ellumiglow.com has wire by the foot, although at above-average prices. They did not have 1.2mm white, but did have 2.6mm “lavender white” (which appears to be the newer, and brighter form since it’s described as “pinkish when unlit”). They also have a large variety of inverters. Their connectors do not appear to be JST-PH, but may be a JST-SH from the photos.
elwire.com sells wire only in bulk form (very long lengths), and the prices are significantly lower than shorter lengths sold elsewhere (higher in some cases). Their website appears to be “under construction” with a number of empty sections.
Live Wire (elbestbuy.com) sells wire by the foot, but at significantly higher than average prices. They carry 1.2mm wire, but lacked white in all sizes when checked.
SparkFun sells wire and a couple of inverters. Wire is only available in pre-terminated 3m (10’) lengths using JST-PH connectors, but the price is reasonable for that. They do not carry 1.2mm wire, but white 2.3mm wire is available.
Note: The PH connector is a common connector, originally developed by JST (Dutch wikipedia; no English page found), available in a variety of pin counts, SparcFun identifies this explicitly, but photos of some other suppliers suggest they may use a similar connector.

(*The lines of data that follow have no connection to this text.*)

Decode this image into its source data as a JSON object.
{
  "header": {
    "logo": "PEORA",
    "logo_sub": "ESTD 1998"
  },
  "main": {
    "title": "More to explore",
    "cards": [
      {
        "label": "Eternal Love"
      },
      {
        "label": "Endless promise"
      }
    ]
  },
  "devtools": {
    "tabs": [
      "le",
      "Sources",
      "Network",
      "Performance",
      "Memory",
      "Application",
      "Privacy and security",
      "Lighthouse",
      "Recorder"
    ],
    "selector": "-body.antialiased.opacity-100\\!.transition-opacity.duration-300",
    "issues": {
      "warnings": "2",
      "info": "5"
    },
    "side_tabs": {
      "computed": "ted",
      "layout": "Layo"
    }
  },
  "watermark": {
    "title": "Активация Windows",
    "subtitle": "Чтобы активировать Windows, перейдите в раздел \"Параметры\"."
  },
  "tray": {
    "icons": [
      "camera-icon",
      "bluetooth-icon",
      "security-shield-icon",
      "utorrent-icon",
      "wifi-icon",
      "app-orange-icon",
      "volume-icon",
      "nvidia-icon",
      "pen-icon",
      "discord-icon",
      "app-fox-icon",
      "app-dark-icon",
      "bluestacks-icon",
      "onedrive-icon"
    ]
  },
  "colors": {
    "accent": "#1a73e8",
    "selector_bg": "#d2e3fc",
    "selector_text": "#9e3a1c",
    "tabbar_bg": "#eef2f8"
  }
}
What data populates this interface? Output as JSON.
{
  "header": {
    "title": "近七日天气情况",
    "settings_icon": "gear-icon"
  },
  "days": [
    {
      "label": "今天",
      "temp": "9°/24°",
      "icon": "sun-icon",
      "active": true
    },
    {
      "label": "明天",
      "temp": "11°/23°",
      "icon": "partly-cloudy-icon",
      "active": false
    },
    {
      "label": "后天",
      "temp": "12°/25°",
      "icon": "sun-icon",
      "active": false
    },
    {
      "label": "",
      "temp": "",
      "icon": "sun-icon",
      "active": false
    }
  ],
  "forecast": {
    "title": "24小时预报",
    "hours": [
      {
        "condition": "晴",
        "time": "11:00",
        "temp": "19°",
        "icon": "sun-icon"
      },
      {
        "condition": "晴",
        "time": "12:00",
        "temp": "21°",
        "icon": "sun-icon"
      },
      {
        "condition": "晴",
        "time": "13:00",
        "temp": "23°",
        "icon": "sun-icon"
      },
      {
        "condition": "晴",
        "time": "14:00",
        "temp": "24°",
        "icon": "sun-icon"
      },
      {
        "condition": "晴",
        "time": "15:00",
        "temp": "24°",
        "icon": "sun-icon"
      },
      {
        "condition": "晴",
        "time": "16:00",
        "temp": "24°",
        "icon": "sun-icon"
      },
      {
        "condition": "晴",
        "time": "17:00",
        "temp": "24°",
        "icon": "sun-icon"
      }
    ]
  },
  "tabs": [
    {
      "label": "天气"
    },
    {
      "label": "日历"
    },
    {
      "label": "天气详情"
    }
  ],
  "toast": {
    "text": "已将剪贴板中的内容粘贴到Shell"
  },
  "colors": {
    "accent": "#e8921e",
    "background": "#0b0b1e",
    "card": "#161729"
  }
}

EL Wire is trademarked as LyTec (see their Products page for more info), developed by ELAM.
LadyAda.net (now moved to adafruit.com) has a tutorial on working with EL wire.
Make magazine article on EL Wire. Includes circuit diagram for a do-it-yourself adjustable-frequency inverter.